From the Fort Peck Assiniboine/Sioux reservation in Montana, this painter has grown up “surrounded by art”, he says. His mother is outstanding bead artist Joyce Growing Thunder; his father, Jim Fogarty, painted Western and American Indian subjects.
Darryl has chosen to continue the legacy of “ledger art”. This tradition of painting on odd pages from account books and official forms replaced that of painting on buffalo hides after the herds were decimated. The paintings commemorated battlefield feats, ceremonies, or notable events of everyday life. Originally, besides being creative outlets, these paintings acted as reminders of special events, for storytelling. For the larger culture, whether on hide or paper, they comprised an important historical record of Native life.
The artist says he chooses to work in this style “to pay tribute to my ancestors who adapted, and created works of art during a period…of turmoil and injustice. It is through art that we…can maintain our identity and pass this identity down to generations to come.”
Darryl has been awarded many honors, including a most prestigious one: the J. Seth Standards Award, at Santa Fe Indian Market. This special award honors an artist whose work exemplifies all the high standards by which his/her art medium is judged.

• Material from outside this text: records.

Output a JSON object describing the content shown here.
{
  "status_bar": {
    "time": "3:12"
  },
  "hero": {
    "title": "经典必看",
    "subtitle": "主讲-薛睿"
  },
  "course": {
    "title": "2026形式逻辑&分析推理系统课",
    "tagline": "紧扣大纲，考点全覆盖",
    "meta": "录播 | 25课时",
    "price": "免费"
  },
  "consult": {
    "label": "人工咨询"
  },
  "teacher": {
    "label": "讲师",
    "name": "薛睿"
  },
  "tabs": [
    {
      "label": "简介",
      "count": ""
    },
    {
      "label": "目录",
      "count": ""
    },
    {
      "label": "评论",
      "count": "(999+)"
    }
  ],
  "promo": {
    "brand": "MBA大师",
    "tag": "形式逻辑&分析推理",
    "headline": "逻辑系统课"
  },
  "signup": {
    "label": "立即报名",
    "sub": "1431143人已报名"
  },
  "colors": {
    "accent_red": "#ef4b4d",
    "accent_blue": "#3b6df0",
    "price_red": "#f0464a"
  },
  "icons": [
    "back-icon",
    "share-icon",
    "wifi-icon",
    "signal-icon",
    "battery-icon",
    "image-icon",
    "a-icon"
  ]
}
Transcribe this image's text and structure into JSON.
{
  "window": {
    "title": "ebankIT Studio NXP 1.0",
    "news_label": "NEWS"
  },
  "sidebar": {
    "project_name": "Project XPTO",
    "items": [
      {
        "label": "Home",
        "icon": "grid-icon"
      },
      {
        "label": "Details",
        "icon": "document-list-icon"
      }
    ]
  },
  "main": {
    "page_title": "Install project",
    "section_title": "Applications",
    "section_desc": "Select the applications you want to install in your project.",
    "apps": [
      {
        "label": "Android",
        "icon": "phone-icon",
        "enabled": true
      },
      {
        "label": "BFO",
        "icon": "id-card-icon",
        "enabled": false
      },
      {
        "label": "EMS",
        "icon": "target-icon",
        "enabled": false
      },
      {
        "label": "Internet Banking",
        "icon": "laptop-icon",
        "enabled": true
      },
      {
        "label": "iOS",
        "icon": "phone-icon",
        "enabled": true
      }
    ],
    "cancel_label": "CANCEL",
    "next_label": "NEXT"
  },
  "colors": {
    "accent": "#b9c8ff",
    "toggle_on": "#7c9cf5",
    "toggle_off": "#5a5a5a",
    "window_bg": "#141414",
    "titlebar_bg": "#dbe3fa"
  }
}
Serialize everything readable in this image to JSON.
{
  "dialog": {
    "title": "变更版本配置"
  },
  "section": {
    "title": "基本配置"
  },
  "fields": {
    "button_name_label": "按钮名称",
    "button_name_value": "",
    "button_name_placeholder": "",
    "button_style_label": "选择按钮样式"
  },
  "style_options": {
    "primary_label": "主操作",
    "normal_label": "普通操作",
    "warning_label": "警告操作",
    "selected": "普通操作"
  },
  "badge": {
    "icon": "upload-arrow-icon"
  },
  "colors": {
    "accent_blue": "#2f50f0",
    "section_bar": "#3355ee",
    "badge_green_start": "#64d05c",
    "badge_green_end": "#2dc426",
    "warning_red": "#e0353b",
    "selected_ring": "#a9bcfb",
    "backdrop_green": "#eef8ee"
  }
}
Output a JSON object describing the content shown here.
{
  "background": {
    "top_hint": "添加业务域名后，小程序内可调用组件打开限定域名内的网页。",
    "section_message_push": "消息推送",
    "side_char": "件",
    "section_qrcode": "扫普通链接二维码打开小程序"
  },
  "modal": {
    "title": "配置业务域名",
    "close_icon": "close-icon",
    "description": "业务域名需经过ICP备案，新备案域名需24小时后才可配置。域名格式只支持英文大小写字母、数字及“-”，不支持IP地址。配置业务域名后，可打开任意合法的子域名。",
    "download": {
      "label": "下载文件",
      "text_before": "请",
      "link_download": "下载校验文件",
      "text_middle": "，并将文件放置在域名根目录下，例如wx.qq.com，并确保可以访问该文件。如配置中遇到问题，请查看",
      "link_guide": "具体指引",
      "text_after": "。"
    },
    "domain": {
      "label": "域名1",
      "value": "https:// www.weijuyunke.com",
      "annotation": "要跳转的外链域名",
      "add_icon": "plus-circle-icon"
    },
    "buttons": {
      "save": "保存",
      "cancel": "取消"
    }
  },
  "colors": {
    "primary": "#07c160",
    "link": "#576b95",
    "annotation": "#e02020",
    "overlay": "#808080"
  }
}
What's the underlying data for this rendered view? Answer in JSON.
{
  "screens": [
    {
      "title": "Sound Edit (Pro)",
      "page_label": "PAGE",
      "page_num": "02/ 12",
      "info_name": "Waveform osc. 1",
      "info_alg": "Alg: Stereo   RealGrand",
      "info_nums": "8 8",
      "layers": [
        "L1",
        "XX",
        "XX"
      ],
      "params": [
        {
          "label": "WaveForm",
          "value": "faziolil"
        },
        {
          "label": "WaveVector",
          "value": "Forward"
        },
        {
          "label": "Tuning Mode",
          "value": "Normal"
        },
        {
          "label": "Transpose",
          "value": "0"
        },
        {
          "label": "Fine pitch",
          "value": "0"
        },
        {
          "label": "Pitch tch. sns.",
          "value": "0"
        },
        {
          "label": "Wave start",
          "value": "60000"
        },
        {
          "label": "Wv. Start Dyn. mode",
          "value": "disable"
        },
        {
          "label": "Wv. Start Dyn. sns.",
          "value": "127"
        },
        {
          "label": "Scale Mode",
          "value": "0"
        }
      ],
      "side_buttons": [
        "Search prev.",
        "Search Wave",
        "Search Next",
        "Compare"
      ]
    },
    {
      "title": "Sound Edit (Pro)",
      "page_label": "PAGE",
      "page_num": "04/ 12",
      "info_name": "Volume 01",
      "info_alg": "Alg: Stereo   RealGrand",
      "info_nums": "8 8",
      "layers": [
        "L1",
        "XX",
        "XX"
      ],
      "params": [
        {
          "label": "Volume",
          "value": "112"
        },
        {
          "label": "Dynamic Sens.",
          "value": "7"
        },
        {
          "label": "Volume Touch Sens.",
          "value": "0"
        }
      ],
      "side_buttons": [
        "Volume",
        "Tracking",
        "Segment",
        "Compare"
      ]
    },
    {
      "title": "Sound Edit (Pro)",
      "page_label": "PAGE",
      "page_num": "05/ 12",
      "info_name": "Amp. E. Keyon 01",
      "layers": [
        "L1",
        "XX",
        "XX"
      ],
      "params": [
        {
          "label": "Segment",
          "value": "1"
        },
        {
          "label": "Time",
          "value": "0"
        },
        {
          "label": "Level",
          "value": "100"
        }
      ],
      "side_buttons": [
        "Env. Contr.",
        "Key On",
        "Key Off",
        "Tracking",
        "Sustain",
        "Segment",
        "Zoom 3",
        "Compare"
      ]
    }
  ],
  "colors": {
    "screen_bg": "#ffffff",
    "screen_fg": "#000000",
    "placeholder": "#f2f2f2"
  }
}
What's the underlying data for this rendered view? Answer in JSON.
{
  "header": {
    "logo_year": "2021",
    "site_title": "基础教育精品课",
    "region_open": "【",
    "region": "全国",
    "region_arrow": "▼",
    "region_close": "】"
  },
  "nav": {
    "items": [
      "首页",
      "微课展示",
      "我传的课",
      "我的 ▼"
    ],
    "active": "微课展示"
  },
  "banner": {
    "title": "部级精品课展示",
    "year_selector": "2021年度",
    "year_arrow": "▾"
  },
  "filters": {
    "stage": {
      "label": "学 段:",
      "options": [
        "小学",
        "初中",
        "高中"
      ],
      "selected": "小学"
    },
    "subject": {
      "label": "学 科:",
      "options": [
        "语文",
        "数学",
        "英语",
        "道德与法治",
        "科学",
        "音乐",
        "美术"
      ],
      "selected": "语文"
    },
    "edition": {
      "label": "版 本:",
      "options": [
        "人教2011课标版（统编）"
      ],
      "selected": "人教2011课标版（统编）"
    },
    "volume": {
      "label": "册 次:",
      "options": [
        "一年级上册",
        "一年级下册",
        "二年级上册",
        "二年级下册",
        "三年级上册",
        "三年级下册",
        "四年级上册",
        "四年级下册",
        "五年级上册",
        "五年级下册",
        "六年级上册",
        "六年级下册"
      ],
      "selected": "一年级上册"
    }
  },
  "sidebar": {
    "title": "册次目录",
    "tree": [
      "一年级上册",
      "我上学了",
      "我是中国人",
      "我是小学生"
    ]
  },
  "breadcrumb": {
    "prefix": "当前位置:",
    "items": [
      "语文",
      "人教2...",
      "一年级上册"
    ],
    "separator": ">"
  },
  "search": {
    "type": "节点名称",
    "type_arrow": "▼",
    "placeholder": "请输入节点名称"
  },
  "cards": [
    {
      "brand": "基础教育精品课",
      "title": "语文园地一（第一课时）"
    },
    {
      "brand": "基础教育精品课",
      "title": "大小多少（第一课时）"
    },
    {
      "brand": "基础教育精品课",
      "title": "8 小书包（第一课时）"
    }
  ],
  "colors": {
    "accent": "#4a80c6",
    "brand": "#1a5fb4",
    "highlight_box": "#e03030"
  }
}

It is the equivalent of a “Best in Kind”, “Summa cum Laude” or “A+” recognition.